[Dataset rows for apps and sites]

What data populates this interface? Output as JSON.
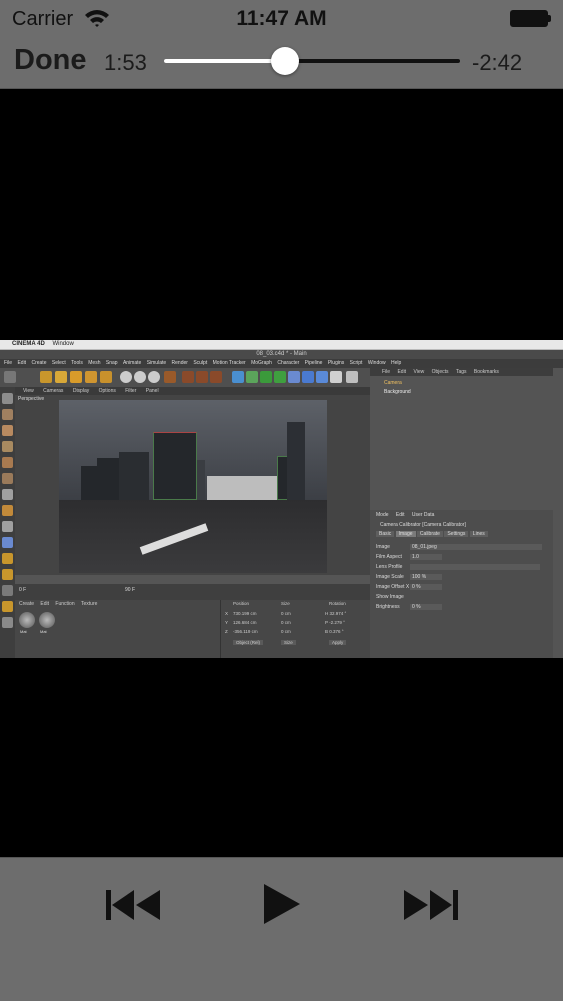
{
  "status_bar": {
    "carrier": "Carrier",
    "time": "11:47 AM",
    "wifi_icon": "wifi-icon",
    "battery_icon": "battery-icon"
  },
  "player": {
    "done_label": "Done",
    "elapsed": "1:53",
    "remaining": "-2:42",
    "progress_fraction": 0.41
  },
  "video": {
    "mac_menubar": [
      "CINEMA 4D",
      "Window"
    ],
    "window_title": "08_03.c4d * - Main",
    "menu": [
      "File",
      "Edit",
      "Create",
      "Select",
      "Tools",
      "Mesh",
      "Snap",
      "Animate",
      "Simulate",
      "Render",
      "Sculpt",
      "Motion Tracker",
      "MoGraph",
      "Character",
      "Pipeline",
      "Plugins",
      "Script",
      "Window",
      "Help"
    ],
    "view_menu": [
      "View",
      "Cameras",
      "Display",
      "Options",
      "Filter",
      "Panel"
    ],
    "viewport_label": "Perspective",
    "objects_header": [
      "File",
      "Edit",
      "View",
      "Objects",
      "Tags",
      "Bookmarks"
    ],
    "objects": [
      "Camera",
      "Background"
    ],
    "attributes_header": [
      "Mode",
      "Edit",
      "User Data"
    ],
    "attributes_title": "Camera Calibrator [Camera Calibrator]",
    "attributes_tabs": [
      "Basic",
      "Image",
      "Calibrate",
      "Settings",
      "Lines"
    ],
    "attributes_rows": [
      "Image",
      "Film Aspect",
      "Lens Profile",
      "Image Scale",
      "Image Offset X",
      "Show Image",
      "Brightness"
    ],
    "attributes_values": [
      "08_01.jpeg",
      "1.0",
      "",
      "100 %",
      "0 %",
      "",
      "0 %"
    ],
    "materials_menu": [
      "Create",
      "Edit",
      "Function",
      "Texture"
    ],
    "materials": [
      "Mat",
      "Mat"
    ],
    "coords_header": [
      "Position",
      "Size",
      "Rotation"
    ],
    "coords_rows": [
      [
        "X",
        "730.199 cm",
        "0 cm",
        "H 32.974 °"
      ],
      [
        "Y",
        "126.684 cm",
        "0 cm",
        "P -2.279 °"
      ],
      [
        "Z",
        "-356.119 cm",
        "0 cm",
        "B 0.376 °"
      ]
    ],
    "coords_buttons": [
      "Object (Rel)",
      "Size",
      "Apply"
    ],
    "timeline_frame": "0 F",
    "timeline_end": "90 F"
  },
  "controls": {
    "previous_icon": "skip-back-icon",
    "play_icon": "play-icon",
    "next_icon": "skip-forward-icon"
  }
}
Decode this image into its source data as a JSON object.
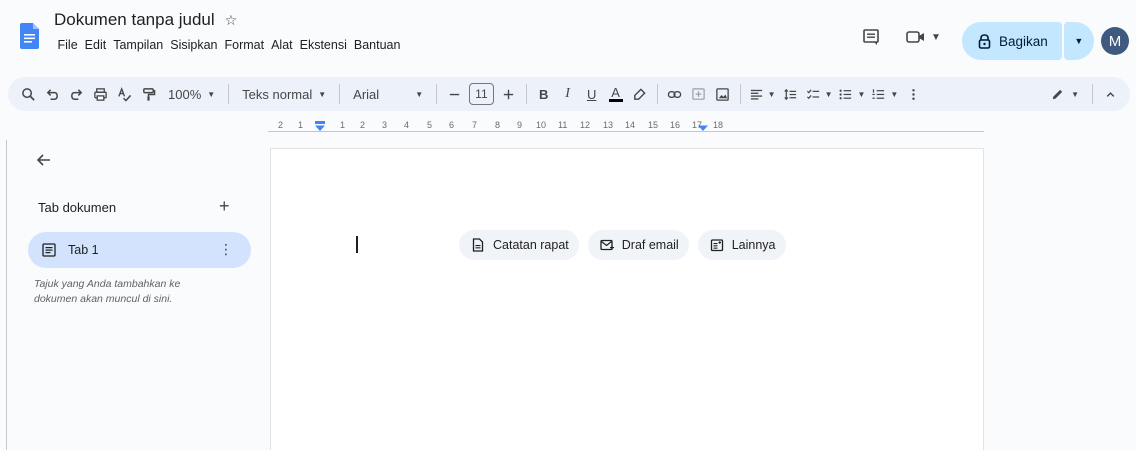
{
  "header": {
    "title": "Dokumen tanpa judul",
    "menu": [
      "File",
      "Edit",
      "Tampilan",
      "Sisipkan",
      "Format",
      "Alat",
      "Ekstensi",
      "Bantuan"
    ],
    "share_label": "Bagikan",
    "avatar_initial": "M"
  },
  "toolbar": {
    "zoom": "100%",
    "style": "Teks normal",
    "font": "Arial",
    "font_size": "11",
    "bold": "B",
    "italic": "I",
    "underline": "U",
    "text_color": "A"
  },
  "ruler": {
    "labels": [
      "2",
      "1",
      "1",
      "2",
      "3",
      "4",
      "5",
      "6",
      "7",
      "8",
      "9",
      "10",
      "11",
      "12",
      "13",
      "14",
      "15",
      "16",
      "17",
      "18"
    ]
  },
  "sidebar": {
    "header": "Tab dokumen",
    "tabs": [
      {
        "label": "Tab 1"
      }
    ],
    "hint": "Tajuk yang Anda tambahkan ke dokumen akan muncul di sini."
  },
  "chips": [
    {
      "label": "Catatan rapat",
      "icon": "document-icon"
    },
    {
      "label": "Draf email",
      "icon": "email-draft-icon"
    },
    {
      "label": "Lainnya",
      "icon": "more-templates-icon"
    }
  ],
  "colors": {
    "accent": "#c2e7ff",
    "active_tab": "#d3e3fd",
    "toolbar_bg": "#edf2fa",
    "doc_icon": "#4285f4"
  }
}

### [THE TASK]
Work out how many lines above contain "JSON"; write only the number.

### [RESULT]
2